*** Opening of Given data ***
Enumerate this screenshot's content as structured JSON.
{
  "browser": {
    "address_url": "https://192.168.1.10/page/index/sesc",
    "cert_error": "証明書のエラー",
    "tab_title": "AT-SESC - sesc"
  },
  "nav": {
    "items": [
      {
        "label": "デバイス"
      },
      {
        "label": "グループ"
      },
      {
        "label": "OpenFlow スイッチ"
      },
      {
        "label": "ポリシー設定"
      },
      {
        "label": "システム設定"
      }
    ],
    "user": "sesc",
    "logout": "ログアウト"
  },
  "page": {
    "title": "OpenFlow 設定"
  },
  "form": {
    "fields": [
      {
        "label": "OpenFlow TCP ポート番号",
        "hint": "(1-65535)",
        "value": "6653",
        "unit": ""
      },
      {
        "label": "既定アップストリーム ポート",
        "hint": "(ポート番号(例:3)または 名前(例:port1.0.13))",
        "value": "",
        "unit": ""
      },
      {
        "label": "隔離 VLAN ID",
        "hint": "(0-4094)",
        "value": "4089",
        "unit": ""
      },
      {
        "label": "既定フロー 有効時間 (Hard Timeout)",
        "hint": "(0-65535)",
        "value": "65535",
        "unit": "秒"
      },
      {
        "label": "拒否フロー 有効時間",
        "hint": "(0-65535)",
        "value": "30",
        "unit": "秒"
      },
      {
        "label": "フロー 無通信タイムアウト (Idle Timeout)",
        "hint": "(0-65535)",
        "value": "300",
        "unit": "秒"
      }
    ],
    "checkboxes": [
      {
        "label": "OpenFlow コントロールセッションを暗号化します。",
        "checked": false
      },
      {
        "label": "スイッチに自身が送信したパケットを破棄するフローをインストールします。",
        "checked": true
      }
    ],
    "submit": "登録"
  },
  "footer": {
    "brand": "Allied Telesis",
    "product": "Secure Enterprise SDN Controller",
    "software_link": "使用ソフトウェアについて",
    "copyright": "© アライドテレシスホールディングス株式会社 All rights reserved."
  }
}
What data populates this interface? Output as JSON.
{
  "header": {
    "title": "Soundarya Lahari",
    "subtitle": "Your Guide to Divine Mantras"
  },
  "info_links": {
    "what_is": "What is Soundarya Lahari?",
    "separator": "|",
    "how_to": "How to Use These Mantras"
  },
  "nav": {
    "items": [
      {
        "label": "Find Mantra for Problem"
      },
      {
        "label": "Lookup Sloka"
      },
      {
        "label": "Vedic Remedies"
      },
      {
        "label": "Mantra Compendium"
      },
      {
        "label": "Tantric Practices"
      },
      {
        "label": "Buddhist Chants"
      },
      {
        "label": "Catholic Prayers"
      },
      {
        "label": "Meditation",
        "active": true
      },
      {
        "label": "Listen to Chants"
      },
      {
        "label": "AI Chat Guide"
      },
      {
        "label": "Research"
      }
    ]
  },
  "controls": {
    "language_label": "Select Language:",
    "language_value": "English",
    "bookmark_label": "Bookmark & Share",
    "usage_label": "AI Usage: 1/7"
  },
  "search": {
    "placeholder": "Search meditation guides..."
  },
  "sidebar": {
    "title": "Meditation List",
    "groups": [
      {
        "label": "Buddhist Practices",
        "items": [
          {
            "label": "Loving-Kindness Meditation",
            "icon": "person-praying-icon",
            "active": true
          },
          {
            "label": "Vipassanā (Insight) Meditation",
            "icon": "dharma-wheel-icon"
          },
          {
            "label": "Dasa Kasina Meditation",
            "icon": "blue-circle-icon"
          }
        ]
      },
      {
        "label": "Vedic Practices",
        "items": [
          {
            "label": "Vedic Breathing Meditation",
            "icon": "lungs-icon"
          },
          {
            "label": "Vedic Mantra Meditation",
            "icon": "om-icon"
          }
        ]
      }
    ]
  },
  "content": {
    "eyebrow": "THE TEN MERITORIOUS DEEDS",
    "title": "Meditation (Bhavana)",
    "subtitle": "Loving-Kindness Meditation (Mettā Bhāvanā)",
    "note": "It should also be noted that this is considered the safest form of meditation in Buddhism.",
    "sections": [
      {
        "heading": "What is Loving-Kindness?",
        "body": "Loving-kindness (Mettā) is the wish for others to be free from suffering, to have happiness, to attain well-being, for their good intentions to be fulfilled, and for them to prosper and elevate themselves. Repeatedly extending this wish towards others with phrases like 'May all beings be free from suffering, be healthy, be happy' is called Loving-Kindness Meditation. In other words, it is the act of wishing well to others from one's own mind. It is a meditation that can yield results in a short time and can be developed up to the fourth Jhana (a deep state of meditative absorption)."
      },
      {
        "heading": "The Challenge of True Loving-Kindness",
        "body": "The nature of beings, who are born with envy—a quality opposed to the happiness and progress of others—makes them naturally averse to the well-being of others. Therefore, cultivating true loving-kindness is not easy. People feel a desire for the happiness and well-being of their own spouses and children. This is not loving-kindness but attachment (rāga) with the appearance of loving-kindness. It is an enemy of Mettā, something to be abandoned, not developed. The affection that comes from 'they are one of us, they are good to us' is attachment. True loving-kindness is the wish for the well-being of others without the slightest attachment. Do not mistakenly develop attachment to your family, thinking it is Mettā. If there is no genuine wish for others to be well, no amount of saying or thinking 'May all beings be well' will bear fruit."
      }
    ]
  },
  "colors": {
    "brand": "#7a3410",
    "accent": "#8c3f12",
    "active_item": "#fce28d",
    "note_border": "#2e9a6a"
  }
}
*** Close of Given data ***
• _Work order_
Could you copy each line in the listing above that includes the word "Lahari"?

• _Exercise output_
    "title": "Soundarya Lahari",
    "what_is": "What is Soundarya Lahari?",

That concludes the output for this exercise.